When someone you know or someone you love is first diagnosed with dementia, this can be a scary time. Oftentimes families do not know what to do in these situations. Dealing with sickness can be unexpected and you may not already have a plan in place. This article will explore the many ways you can plan and prepare if you are just learning that someone close to you has been diagnosed with dementia.
Noticing Signs Of Dementia
As people age, their physical, cognitive and emotional behaviors tend to change. It can be difficult to recognize when these changes are normal versus abnormal. The earlier dementia is recognized in an individual, the better. Below are some resources doctors and physicians may use to help determine if someone is suffering from dementia.
- Obtaining a medical and family history from the individual, including psychiatric history and history of cognitive and behavioral changes.
- Asking a family member to provide input about changes in thinking skills and behavior.
- Conducting cognitive tests and physical and neurologic examinations.
- Having the individual undergo blood tests and brain imaging to rule out other potential causes of dementia symptoms, such as a tumor or certain vitamin deficiencies.
- In some circumstances, using brain imaging tools to find out if the individual has high levels of beta-amyloid, a hallmark of Alzheimer’s; normal levels would suggest Alzheimer’s is not the cause of dementia.
Steps To Take After Dementia Diagnosis
After the person has been diagnosed, there are several things you need to take care of. Your life and the patient’s life is going to drastically change over time.
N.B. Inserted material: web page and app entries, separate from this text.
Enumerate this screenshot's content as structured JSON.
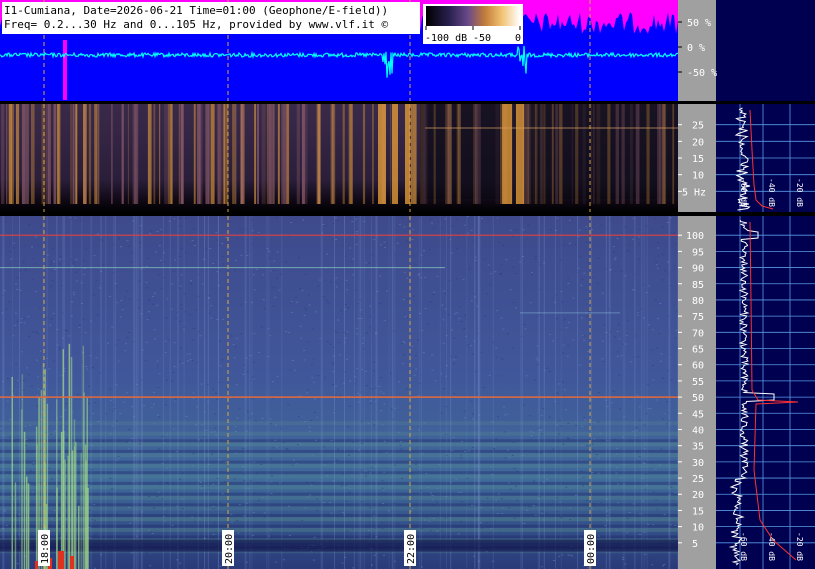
{
  "header": {
    "line1": "I1-Cumiana, Date=2026-06-21 Time=01:00 (Geophone/E-field))",
    "line2": "Freq= 0.2...30 Hz and 0...105 Hz, provided by www.vlf.it ©"
  },
  "colorbar": {
    "labels": [
      "-100 dB",
      "-50",
      "0"
    ]
  },
  "colors": {
    "background": "#000000",
    "amplitude_fill": "#0000ff",
    "amplitude_top": "#ff00ff",
    "amplitude_trace": "#00ffff",
    "axis_panel": "#000050",
    "gridline": "#5a9ae6",
    "time_marker": "#d9a640",
    "spectrum_trace": "#ffffff",
    "spectrum_fit": "#ff3030"
  },
  "chart_data": [
    {
      "type": "line",
      "panel": "amplitude",
      "y_ticks": [
        "50 %",
        "0 %",
        "-50 %"
      ],
      "y_values": [
        50,
        0,
        -50
      ],
      "ylim": [
        -100,
        100
      ]
    },
    {
      "type": "heatmap",
      "panel": "low-frequency spectrogram",
      "y_ticks": [
        "25",
        "20",
        "15",
        "10",
        "5 Hz"
      ],
      "y_values": [
        25,
        20,
        15,
        10,
        5
      ],
      "ylim": [
        0.2,
        30
      ],
      "spectrum_scale_labels": [
        "-60 dB",
        "-40 dB",
        "-20 dB"
      ]
    },
    {
      "type": "heatmap",
      "panel": "main spectrogram",
      "x_ticks": [
        "18:00",
        "20:00",
        "22:00",
        "00:00"
      ],
      "y_ticks": [
        "100",
        "95",
        "90",
        "85",
        "80",
        "75",
        "70",
        "65",
        "60",
        "55",
        "50",
        "45",
        "40",
        "35",
        "30",
        "25",
        "20",
        "15",
        "10",
        "5"
      ],
      "y_values": [
        100,
        95,
        90,
        85,
        80,
        75,
        70,
        65,
        60,
        55,
        50,
        45,
        40,
        35,
        30,
        25,
        20,
        15,
        10,
        5
      ],
      "ylim": [
        0,
        105
      ],
      "horizontal_lines_hz": [
        100,
        50
      ],
      "spectrum_scale_labels": [
        "-60 dB",
        "-40 dB",
        "-20 dB"
      ]
    }
  ]
}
These next steps will help you and the person you care for transition over time.
- Determine treatment options
- Plan out living conditions
- Coordinate care for the diagnosed individual
- Take an active role in meaningful activities
- Set aside time to connect with others who may be in your position
- Educate yourself on the disease
- Create a plan for the future (care, finances, etc.)
There are over 5.8 million Americans living with dementia. By 2025, the number of people age 65 and older with Alzheimer’s dementia is projected to reach 7.1 million. You are not alone in your search for answers. Orchard at Brookhaven is qualified and ready to help you find solutions in your time of crisis. When you are ready for help taking care of your loved one, please contact us.